• _What the task requires_: From the first line to the last, copy the listing exactly and omit the pictures.

*** Block opens ***

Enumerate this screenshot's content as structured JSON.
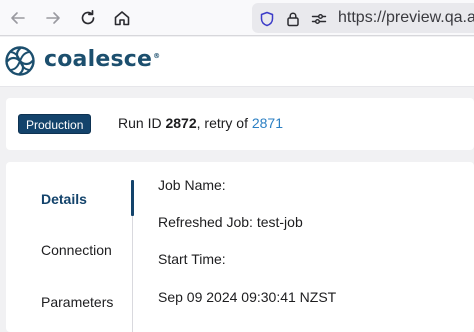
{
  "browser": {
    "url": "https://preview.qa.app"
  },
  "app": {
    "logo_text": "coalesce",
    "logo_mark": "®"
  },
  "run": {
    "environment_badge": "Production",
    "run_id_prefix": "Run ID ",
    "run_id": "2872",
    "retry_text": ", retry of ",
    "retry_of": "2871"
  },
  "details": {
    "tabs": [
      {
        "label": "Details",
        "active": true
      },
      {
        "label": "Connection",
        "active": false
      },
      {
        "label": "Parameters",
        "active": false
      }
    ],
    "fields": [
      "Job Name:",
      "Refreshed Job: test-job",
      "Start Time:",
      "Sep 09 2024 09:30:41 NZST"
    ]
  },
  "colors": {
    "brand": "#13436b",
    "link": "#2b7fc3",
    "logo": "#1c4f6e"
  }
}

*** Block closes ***

• _Task output_:
Enumerate this screenshot's content as structured JSON.
{
  "browser": {
    "url": "https://preview.qa.app"
  },
  "app": {
    "logo_text": "coalesce",
    "logo_mark": "®"
  },
  "run": {
    "environment_badge": "Production",
    "run_id_prefix": "Run ID ",
    "run_id": "2872",
    "retry_text": ", retry of ",
    "retry_of": "2871"
  },
  "details": {
    "tabs": [
      {
        "label": "Details",
        "active": true
      },
      {
        "label": "Connection",
        "active": false
      },
      {
        "label": "Parameters",
        "active": false
      }
    ],
    "fields": [
      "Job Name:",
      "Refreshed Job: test-job",
      "Start Time:",
      "Sep 09 2024 09:30:41 NZST"
    ]
  },
  "colors": {
    "brand": "#13436b",
    "link": "#2b7fc3",
    "logo": "#1c4f6e"
  }
}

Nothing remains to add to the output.